■ **Record extracts**
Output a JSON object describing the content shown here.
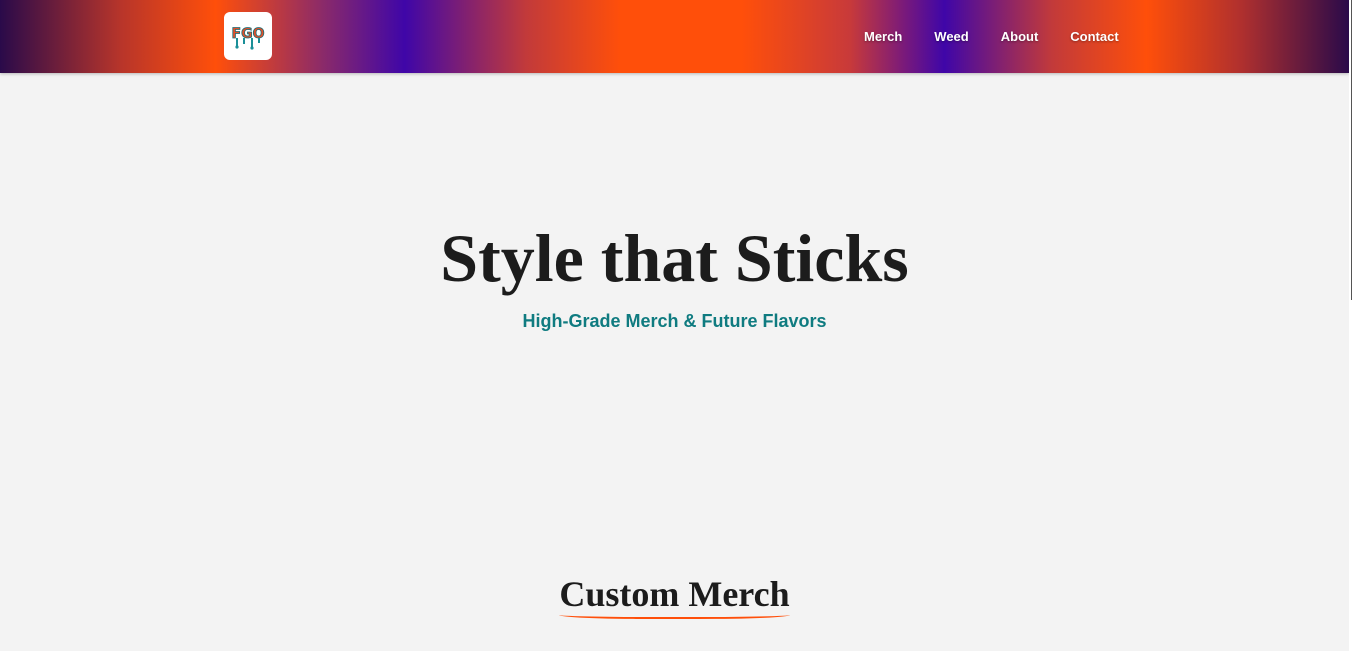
{
  "header": {
    "logo_text": "FGO",
    "nav": [
      {
        "label": "Merch"
      },
      {
        "label": "Weed"
      },
      {
        "label": "About"
      },
      {
        "label": "Contact"
      }
    ]
  },
  "hero": {
    "title": "Style that Sticks",
    "subtitle": "High-Grade Merch & Future Flavors"
  },
  "section": {
    "title": "Custom Merch"
  },
  "colors": {
    "accent": "#ff4f0a",
    "purple": "#3f06a8",
    "teal": "#0f7b80",
    "background": "#f3f3f3"
  }
}
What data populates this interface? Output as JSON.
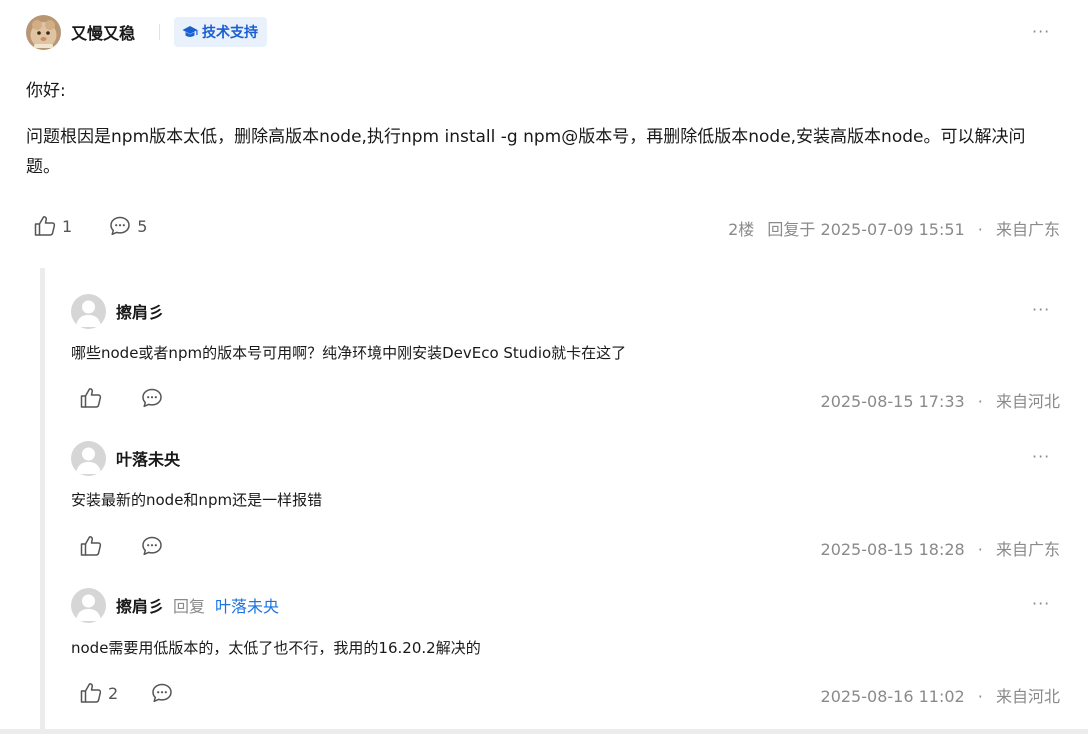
{
  "post": {
    "author": "又慢又稳",
    "badge": "技术支持",
    "greeting": "你好:",
    "body": "问题根因是npm版本太低，删除高版本node,执行npm install -g npm@版本号，再删除低版本node,安装高版本node。可以解决问题。",
    "likes": "1",
    "comments": "5",
    "floor": "2楼",
    "reply_label": "回复于",
    "datetime": "2025-07-09 15:51",
    "location": "来自广东",
    "more": "···"
  },
  "replies": [
    {
      "author": "擦肩彡",
      "text": "哪些node或者npm的版本号可用啊？纯净环境中刚安装DevEco Studio就卡在这了",
      "datetime": "2025-08-15 17:33",
      "location": "来自河北",
      "likes": "",
      "more": "···"
    },
    {
      "author": "叶落未央",
      "text": "安装最新的node和npm还是一样报错",
      "datetime": "2025-08-15 18:28",
      "location": "来自广东",
      "likes": "",
      "more": "···"
    },
    {
      "author": "擦肩彡",
      "reply_word": "回复",
      "reply_target": "叶落未央",
      "text": "node需要用低版本的，太低了也不行，我用的16.20.2解决的",
      "datetime": "2025-08-16 11:02",
      "location": "来自河北",
      "likes": "2",
      "more": "···"
    }
  ],
  "separator": "·",
  "icons": {
    "like": "thumbs-up-icon",
    "comment": "comment-bubble-icon",
    "badge": "graduation-cap-icon",
    "more": "more-dots-icon"
  },
  "colors": {
    "accent": "#1b74e4",
    "badge_bg": "#e9f1fc",
    "badge_text": "#1a5fd0",
    "meta": "#8a8a8a"
  }
}
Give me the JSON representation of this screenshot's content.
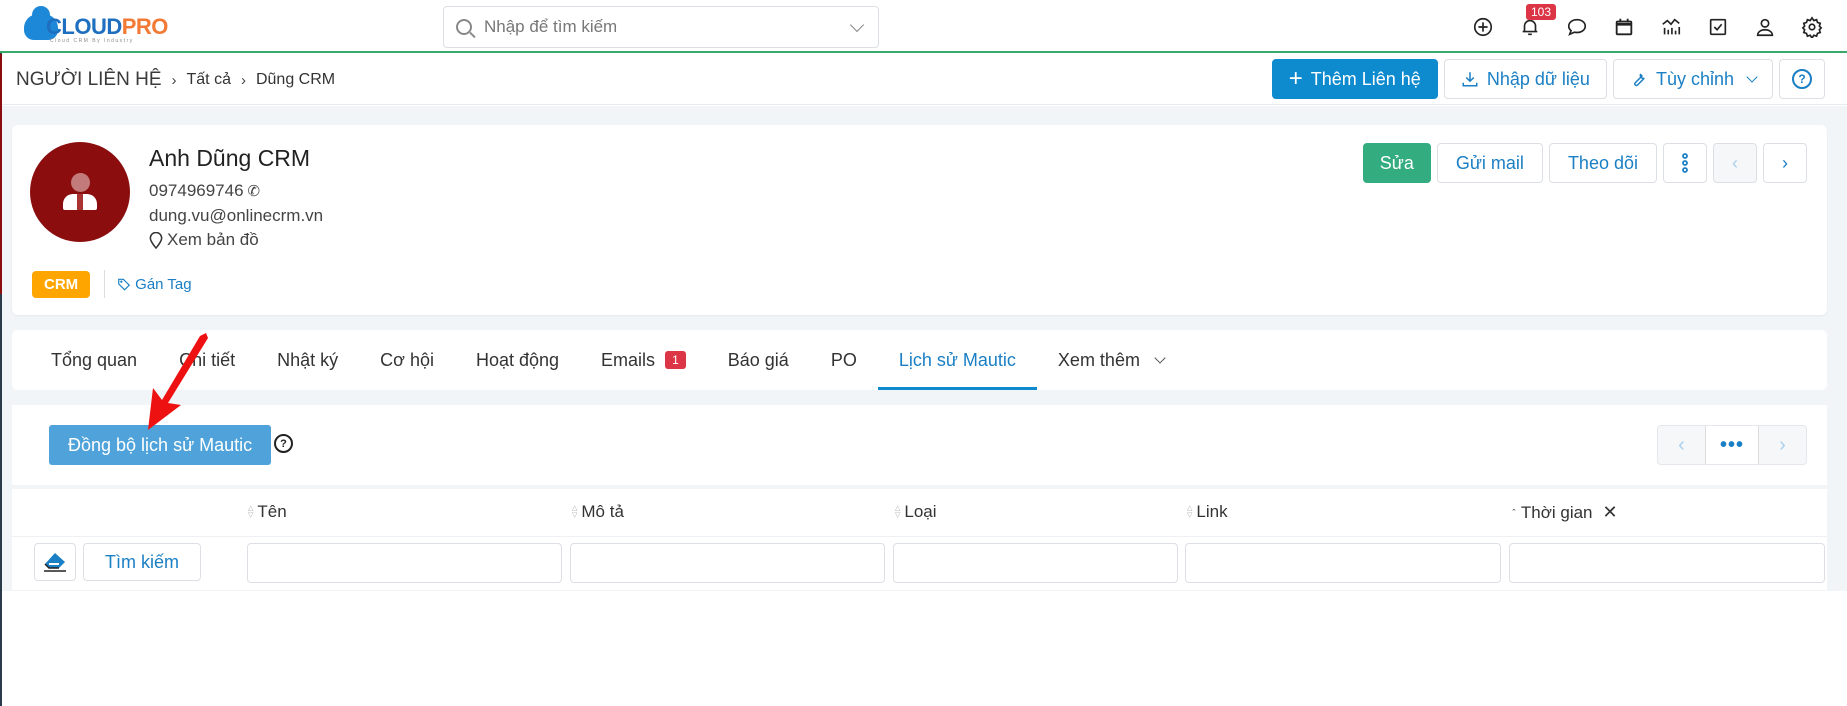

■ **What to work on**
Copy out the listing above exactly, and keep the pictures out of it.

■ **Output for this task**
Output a JSON object describing the content shown here.
{
  "header": {
    "logo_text": "FGO",
    "nav": [
      {
        "label": "Merch"
      },
      {
        "label": "Weed"
      },
      {
        "label": "About"
      },
      {
        "label": "Contact"
      }
    ]
  },
  "hero": {
    "title": "Style that Sticks",
    "subtitle": "High-Grade Merch & Future Flavors"
  },
  "section": {
    "title": "Custom Merch"
  },
  "colors": {
    "accent": "#ff4f0a",
    "purple": "#3f06a8",
    "teal": "#0f7b80",
    "background": "#f3f3f3"
  }
}
What data populates this interface? Output as JSON.
{
  "post": {
    "author": "又慢又稳",
    "badge": "技术支持",
    "greeting": "你好:",
    "body": "问题根因是npm版本太低，删除高版本node,执行npm install -g npm@版本号，再删除低版本node,安装高版本node。可以解决问题。",
    "likes": "1",
    "comments": "5",
    "floor": "2楼",
    "reply_label": "回复于",
    "datetime": "2025-07-09 15:51",
    "location": "来自广东",
    "more": "···"
  },
  "replies": [
    {
      "author": "擦肩彡",
      "text": "哪些node或者npm的版本号可用啊？纯净环境中刚安装DevEco Studio就卡在这了",
      "datetime": "2025-08-15 17:33",
      "location": "来自河北",
      "likes": "",
      "more": "···"
    },
    {
      "author": "叶落未央",
      "text": "安装最新的node和npm还是一样报错",
      "datetime": "2025-08-15 18:28",
      "location": "来自广东",
      "likes": "",
      "more": "···"
    },
    {
      "author": "擦肩彡",
      "reply_word": "回复",
      "reply_target": "叶落未央",
      "text": "node需要用低版本的，太低了也不行，我用的16.20.2解决的",
      "datetime": "2025-08-16 11:02",
      "location": "来自河北",
      "likes": "2",
      "more": "···"
    }
  ],
  "separator": "·",
  "icons": {
    "like": "thumbs-up-icon",
    "comment": "comment-bubble-icon",
    "badge": "graduation-cap-icon",
    "more": "more-dots-icon"
  },
  "colors": {
    "accent": "#1b74e4",
    "badge_bg": "#e9f1fc",
    "badge_text": "#1a5fd0",
    "meta": "#8a8a8a"
  }
}
Give me the JSON representation of this screenshot's content.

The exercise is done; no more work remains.